= Beginning of Section =

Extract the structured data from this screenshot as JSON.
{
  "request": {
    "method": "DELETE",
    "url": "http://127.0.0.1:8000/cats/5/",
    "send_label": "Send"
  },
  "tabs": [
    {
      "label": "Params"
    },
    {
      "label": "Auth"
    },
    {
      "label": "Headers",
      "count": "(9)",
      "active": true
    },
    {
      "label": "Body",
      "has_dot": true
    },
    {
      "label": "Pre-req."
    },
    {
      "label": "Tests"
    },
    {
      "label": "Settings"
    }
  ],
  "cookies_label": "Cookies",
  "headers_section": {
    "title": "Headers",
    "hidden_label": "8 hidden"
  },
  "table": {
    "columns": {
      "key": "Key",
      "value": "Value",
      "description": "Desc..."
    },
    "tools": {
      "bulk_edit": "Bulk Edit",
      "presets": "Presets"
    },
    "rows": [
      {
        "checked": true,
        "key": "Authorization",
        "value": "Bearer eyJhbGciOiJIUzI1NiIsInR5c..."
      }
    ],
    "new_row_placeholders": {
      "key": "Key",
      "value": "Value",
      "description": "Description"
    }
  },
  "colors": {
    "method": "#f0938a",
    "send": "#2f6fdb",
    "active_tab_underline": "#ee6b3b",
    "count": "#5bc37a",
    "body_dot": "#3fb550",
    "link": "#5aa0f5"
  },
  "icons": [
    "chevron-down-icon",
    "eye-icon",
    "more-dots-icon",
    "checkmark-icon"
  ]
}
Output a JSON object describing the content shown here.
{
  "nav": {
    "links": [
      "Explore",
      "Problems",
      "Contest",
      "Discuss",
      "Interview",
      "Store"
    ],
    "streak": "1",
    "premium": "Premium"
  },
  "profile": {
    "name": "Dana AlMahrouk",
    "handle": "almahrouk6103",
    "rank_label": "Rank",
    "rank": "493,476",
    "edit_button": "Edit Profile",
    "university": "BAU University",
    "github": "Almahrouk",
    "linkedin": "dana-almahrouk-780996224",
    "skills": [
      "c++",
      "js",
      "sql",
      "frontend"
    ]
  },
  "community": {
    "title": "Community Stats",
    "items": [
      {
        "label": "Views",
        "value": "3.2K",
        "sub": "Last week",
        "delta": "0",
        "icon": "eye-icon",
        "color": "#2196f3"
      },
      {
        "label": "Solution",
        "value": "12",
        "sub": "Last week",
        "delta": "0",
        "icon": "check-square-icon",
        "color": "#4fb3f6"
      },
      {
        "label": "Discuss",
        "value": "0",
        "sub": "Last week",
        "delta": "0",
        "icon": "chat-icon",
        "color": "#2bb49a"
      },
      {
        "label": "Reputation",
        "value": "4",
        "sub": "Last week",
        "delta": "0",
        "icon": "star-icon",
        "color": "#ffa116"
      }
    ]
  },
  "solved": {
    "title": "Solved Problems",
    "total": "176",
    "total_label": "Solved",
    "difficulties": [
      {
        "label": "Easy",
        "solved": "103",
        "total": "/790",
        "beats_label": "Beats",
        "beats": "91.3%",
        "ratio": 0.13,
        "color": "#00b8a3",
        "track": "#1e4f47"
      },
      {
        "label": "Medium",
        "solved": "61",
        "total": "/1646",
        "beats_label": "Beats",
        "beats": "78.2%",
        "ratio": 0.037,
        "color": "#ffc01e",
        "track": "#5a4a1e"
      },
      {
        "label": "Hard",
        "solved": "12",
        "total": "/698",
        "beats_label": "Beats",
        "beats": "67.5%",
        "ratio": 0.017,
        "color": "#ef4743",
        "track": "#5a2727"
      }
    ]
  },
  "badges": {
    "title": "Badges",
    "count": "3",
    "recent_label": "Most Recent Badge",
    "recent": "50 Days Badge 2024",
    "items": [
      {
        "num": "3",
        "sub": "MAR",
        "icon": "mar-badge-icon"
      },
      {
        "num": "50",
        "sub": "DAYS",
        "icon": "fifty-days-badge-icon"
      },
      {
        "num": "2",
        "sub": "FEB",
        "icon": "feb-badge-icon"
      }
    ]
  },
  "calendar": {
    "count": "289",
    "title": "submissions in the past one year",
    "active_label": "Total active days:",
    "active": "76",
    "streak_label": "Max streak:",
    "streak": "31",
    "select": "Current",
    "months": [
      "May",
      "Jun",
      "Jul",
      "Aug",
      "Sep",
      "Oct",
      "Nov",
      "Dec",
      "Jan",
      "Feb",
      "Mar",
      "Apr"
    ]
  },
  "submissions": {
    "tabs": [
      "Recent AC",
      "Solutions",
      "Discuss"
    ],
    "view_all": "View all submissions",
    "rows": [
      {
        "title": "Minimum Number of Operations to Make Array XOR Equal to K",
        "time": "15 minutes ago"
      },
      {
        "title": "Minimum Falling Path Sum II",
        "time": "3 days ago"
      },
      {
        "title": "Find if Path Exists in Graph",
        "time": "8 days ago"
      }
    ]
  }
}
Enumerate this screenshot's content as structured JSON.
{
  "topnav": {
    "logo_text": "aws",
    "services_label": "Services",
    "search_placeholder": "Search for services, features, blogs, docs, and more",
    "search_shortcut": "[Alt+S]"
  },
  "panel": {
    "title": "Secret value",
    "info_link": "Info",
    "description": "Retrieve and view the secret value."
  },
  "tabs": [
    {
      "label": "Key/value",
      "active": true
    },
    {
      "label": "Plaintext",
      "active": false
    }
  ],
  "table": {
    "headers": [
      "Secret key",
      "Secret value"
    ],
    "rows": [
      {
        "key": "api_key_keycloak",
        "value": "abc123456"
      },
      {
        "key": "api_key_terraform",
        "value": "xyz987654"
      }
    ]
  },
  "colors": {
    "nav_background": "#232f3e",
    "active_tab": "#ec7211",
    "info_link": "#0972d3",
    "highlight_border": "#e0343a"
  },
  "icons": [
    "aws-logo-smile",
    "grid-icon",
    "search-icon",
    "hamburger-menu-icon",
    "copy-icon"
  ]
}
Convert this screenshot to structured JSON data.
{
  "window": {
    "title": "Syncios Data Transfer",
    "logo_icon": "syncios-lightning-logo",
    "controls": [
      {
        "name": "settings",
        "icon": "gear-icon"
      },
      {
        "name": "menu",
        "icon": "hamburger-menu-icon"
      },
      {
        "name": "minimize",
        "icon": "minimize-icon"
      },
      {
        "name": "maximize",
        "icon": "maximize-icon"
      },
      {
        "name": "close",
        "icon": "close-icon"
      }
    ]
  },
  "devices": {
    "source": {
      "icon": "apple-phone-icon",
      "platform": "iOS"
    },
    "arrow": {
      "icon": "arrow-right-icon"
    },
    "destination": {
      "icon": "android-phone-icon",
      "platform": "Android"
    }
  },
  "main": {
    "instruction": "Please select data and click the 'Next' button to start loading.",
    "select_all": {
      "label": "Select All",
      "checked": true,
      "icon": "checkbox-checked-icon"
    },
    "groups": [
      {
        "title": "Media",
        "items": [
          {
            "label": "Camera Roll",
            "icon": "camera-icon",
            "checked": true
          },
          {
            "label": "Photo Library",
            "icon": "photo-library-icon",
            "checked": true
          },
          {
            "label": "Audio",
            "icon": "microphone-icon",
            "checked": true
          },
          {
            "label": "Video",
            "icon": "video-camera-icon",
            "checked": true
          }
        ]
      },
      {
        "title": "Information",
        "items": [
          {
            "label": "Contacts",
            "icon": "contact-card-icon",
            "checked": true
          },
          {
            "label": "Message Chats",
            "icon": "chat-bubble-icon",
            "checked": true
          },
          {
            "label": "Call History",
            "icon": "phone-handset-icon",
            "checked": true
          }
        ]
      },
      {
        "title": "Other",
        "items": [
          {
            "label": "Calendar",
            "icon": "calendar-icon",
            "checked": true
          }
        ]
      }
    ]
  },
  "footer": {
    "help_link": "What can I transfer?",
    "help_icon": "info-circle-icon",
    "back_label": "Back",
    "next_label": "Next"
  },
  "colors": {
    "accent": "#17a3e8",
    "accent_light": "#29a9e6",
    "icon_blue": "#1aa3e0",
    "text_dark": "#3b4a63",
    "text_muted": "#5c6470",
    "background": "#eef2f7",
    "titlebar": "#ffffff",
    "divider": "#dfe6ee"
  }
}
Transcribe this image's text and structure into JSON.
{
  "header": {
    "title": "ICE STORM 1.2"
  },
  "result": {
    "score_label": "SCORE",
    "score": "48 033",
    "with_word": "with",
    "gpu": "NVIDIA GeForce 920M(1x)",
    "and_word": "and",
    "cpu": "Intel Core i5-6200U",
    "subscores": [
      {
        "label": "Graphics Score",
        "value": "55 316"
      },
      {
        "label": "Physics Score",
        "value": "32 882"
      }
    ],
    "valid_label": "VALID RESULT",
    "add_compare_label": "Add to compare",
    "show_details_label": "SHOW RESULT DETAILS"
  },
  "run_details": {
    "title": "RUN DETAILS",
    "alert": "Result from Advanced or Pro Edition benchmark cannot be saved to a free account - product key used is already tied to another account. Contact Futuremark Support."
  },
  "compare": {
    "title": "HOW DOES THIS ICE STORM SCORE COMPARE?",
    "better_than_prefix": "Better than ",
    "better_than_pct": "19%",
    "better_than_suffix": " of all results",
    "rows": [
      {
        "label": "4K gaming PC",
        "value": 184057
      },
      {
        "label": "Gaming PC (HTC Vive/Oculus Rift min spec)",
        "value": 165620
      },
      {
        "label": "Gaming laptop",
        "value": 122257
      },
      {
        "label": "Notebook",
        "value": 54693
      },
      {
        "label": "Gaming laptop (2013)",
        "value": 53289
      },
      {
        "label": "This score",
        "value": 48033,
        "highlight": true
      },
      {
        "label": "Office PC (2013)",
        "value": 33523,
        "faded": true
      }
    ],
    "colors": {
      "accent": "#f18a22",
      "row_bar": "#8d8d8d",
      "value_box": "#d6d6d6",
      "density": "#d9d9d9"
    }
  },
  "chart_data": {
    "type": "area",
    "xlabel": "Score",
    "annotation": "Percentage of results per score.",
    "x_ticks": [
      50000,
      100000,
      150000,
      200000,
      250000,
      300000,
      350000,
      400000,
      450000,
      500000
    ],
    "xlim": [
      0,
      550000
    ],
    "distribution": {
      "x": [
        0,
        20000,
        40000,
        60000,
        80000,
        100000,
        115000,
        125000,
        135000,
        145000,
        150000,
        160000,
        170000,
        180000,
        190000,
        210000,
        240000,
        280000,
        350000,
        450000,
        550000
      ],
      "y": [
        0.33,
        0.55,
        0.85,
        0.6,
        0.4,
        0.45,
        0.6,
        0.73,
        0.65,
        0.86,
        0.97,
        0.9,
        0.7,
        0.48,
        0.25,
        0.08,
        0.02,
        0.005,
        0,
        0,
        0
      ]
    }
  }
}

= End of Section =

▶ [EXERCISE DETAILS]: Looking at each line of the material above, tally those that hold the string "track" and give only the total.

▶ [SOLVED PROBLEM]: 3